In academic circles the debate is scientific.
As in: is it getting warmer on average?, can we say that's a climate change or is it another kind of structural change in our average weather situation?, and if so, what part of it is man-made? Arguments are based on data and backed up by models; datasets are being questioned, data filtering is being questioned, models are being questioned. Things work as they should, and the current majority opinion among scientists is: yes, global warming is most definitely happening, and yes man probably has a large part in that.
As soon as politics comes into it, the debate becomes political and thoroughly commingles the question "what's going on?" with "what are the consequences if global warming is happening?" and "suppose we all went onto an austerity programme, how much help would that be in practical terms, and would it be cost-effective (supposing that global warming is man-made)?".
What you see is a split between people who argue: yes global warming is happening and it's a valid reason to tell everyone (else) what to do in terms of conserving energy and scrapping their SUV's (roughly coinciding with the "centre-left").
And between people who think "we're not going to let a bunch of hippies tell us to change our lifestyle, so we'll attack the basis on which their demands rest, which happens to be global warming. (the "far right"). Those people are known as "climate-change deniers" and are conducting a totally different debate.
Their debate is about the question "Are we going to allow others to use this global warming scare as lever with which to impose measures on people that just so happen to coincide with their (centre-left) political agenda anyway?".
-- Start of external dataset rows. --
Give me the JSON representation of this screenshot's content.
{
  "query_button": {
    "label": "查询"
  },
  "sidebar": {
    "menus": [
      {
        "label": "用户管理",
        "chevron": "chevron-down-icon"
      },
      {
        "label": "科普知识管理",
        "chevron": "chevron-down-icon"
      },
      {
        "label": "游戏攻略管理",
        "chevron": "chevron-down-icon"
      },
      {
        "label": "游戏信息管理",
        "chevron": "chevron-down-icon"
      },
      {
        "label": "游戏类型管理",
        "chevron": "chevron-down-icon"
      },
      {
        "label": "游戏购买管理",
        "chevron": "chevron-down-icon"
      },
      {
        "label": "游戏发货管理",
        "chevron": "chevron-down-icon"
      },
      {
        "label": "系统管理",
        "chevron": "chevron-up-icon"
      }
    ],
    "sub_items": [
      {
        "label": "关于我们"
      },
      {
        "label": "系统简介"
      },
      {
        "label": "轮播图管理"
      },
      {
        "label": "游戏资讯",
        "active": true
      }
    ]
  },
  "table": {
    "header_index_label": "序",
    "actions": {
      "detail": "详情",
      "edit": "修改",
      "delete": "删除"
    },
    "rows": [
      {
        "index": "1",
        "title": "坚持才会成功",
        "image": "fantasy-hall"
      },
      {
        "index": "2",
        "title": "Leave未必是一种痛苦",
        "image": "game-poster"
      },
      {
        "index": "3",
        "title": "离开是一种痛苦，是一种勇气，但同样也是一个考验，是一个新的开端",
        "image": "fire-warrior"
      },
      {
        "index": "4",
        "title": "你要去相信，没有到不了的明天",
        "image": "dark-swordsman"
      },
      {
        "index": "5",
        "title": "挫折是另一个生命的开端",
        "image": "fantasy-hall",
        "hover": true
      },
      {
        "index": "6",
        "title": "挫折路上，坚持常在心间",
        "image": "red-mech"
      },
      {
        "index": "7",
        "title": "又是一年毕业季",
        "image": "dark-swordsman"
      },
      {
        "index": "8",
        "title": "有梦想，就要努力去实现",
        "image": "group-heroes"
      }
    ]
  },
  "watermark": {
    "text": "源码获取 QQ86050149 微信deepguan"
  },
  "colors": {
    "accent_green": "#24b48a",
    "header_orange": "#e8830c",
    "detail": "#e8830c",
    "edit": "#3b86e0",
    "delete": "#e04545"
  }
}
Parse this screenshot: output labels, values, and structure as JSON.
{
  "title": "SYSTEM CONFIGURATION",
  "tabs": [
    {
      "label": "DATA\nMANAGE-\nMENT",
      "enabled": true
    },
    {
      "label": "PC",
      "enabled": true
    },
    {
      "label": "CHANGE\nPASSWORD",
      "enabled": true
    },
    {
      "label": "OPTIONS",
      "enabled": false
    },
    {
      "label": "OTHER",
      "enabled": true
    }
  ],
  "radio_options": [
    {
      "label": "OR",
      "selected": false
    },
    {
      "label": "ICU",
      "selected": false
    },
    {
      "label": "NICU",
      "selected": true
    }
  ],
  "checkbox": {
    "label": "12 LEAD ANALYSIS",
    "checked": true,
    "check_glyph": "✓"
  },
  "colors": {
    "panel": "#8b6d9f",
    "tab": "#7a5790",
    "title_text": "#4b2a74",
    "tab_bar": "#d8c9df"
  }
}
They obviously don't want that, and apart from denying obvious facts they are searching for ways to discredit people who provide those facts. That's a lot easier than debating facts anyway, and those are the ones you hear calling for private emails from researchers they don't like.
Where private citizens get into it, the debate splits even further along political lines. Citizens tend to follow politicians and opinion leaders they like and will defend what their chosen opinion leaders say and attack those opinion leaders they don't like. Simple. For such people it's not about facts (they wouldn't know how to check them anyway) but about credibility and ... who they would like to be on top come next election. Nothing new here, but that particular debate was never meant to be "scientific", so we shouldn't wonder that it isn't.
So it all depends on what debate you mean: the one among scientists, the one among politicians, or the one among citizens.